Basically, industries that simply haven’t learned how to control their leakages is almost twice as big a greenhouse problem as driving passenger cars.
How about deforestation? Monty Python sang the famous song about being a lumberjack, and that being okay, but cutting trees down releases 50Mt worth of annual greenhouse emissions, although this is somewhat offset by reforestation schemes, which sequester carbon and bring that total down to a more respectable 23Mt – call it a little over half the total of passenger car emissions.
When you boil this all down, preferably using clean, renewable energy, you’d have to conclude there’s something of a gap between the public perception of the greenhouse problem, and the facts. If you say ‘climate change’ or ‘CO2’ or ‘greenhouse problem’ to your average Joe in the street, in general conversation, nine times out of 10 the car will be fingered as being a principal culprit. I wonder where these people think the electricity for their air conditioners and 42-inch plasma TVs comes from?
We’re never going to make a real dent in CO2 by demonizing the car. Or by reducing the fuel consumption of passenger cars without targeting the even bigger emitters in a similar fashion.
If we could cut the fuel consumption of passenger cars by 15 per cent overnight (and we could do that, theoretically, just by driving a bit smarter) it would make just over one per cent difference to the national greenhouse emissions picture.
However, if we did the same thing with electricity and cut consumption by 15 per cent (also possible in theory) it would make almost six per cent difference to national greenhouse emissions. Same percentage change; six times the result. By targeting a bigger problem sector.
Frankly, you’d be doing the greenhouse problem a bigger favour by using less heat in winter, less air conditioning in summer and turning off the lights when you’re not in the room, than you would by ditching a somewhat large car you might love driving even if doing so has been making you feel increasingly the environmental vandal, lately.
The car is simply not the only hurdle on the road to preventing envirogeddon. It’s certainly not the biggest hurdle, either, and the car industry has lately done much more than some, like mining, to clean up its act.
It’s convenient rhetoric in some circles to point the finger at cars and call them environmentally evil devices, but doing so is actually way off target.
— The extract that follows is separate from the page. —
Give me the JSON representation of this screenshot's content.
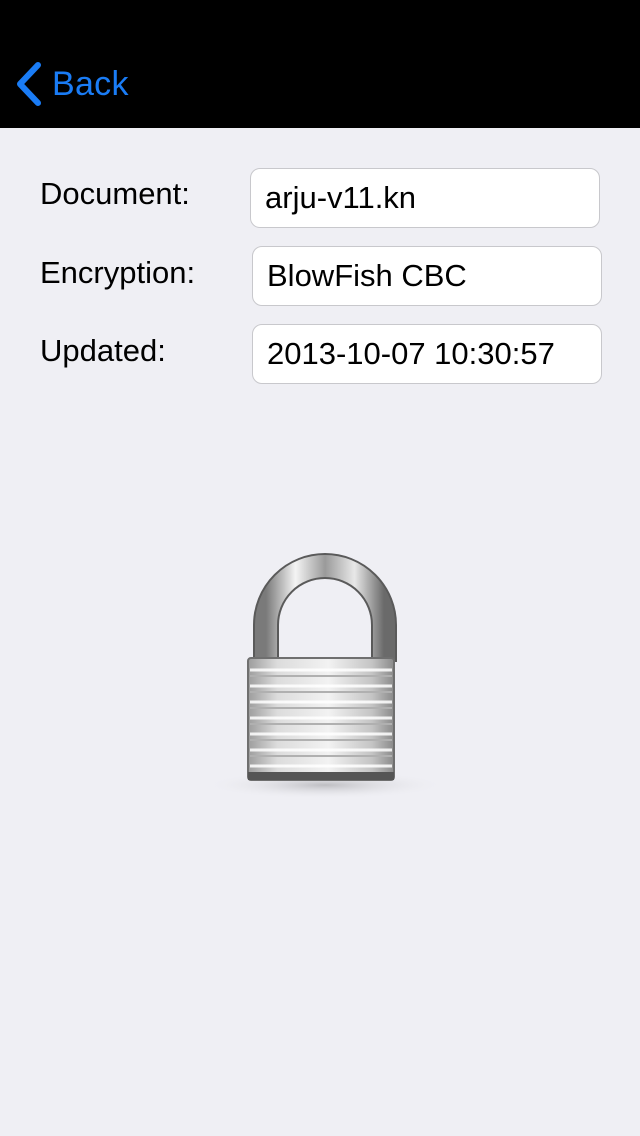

It won’t cut CO2 enough – but it will get the environment lobby groups on the TV.